He did, however, begin on a whole new tirade about getting me to test the amount of wear on the journals and bearings. If there is too much wear he says, this can result in a number of things including low oil pressure, rod and bearing knocks, and lack of power. So he is all over me to do a plastigage check. This involves placing a strips of plastigage across the journals and then tightening down all of the bearings onto the crankshaft just as you would if putting the engine back together. You then unbolt the bearings and measure the width of the plastigage material that squishes out on the crankshaft. The width of the material will tell you how big the gap is between the journal and the bearing.
The plastigage strip brings to mind the strips used for pregnancy tests, and I’m telling you, I’m going to be watching what happens to that strip as closely as a teenage girl and dreading the results just the same. The big difference, of course, is that with my test, it’s “ok” for The Pony to be a little bit pregnant, but preferably only about one trimester. Here’s a picture of what the wrapped plastigage strip looks like. Ok, maybe you don’t pee on the strip; but by comparing the widths of the green marks on this wrapper to the widths of the “squishes” on the crankshaft, you find out the amount of pregnancy, I mean clearance you’ve got. I must digress here for just one moment. When I went over this with spell check I found that even the spell check program knows there is no such thing as “a little bit pregnant,” because it is programmed to suggest simply the word “pregnant” when one uses this phrase. What do they know anyway? I’ve been busily cleaning the crank and its related bearings, bearing caps and bolts, and I should be ready to test this weekend sometime.
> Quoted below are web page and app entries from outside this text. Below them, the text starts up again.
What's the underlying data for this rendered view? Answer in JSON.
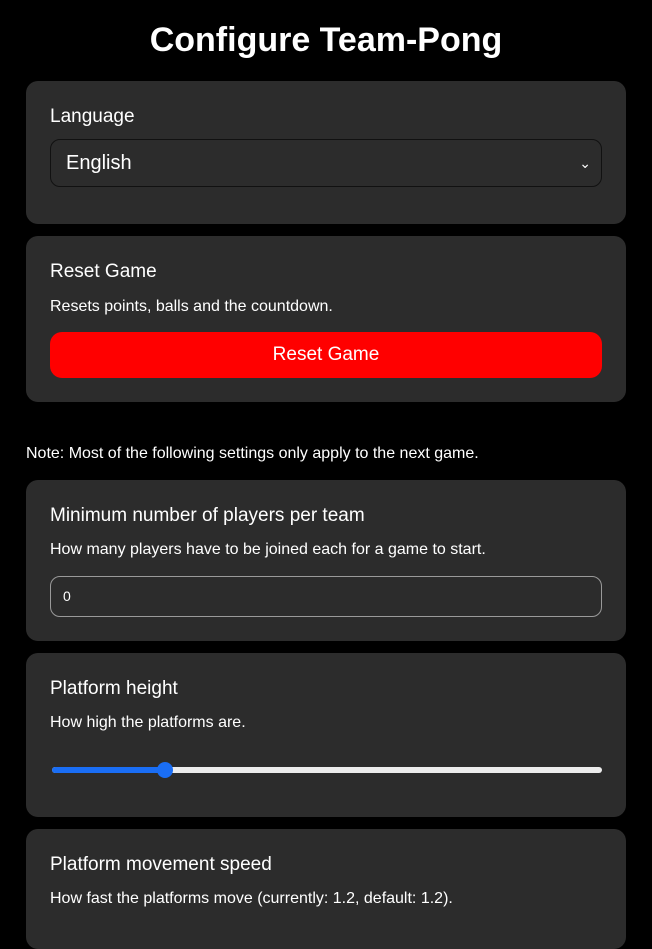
{
  "page": {
    "title": "Configure Team-Pong",
    "note": "Note: Most of the following settings only apply to the next game."
  },
  "language": {
    "label": "Language",
    "selected": "English"
  },
  "reset": {
    "title": "Reset Game",
    "description": "Resets points, balls and the countdown.",
    "button_label": "Reset Game",
    "button_color": "#ff0000"
  },
  "min_players": {
    "title": "Minimum number of players per team",
    "description": "How many players have to be joined each for a game to start.",
    "value": "0"
  },
  "platform_height": {
    "title": "Platform height",
    "description": "How high the platforms are.",
    "slider_fraction": 0.206,
    "accent_color": "#1a6ef5"
  },
  "platform_speed": {
    "title": "Platform movement speed",
    "description": "How fast the platforms move (currently: 1.2, default: 1.2)."
  }
}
As I thought about The Pony, and this test, and how far from perfect that old tractor is it reminded of a thought I had earlier this week on this subject of perfection. What got me thinking was a sunrise I saw earlier this week. The sky was “perfectly” clear, the sun rose, but the sky didn’t really look all that special. What it needed were a few clouds (just a little imperfection) to catch the colors of the sun as it rose and make it more interesting. There is probably some lesson in this which totally escapes your “head in the sand” idiotic author, but suffice to say that The Pony is Very Interesting!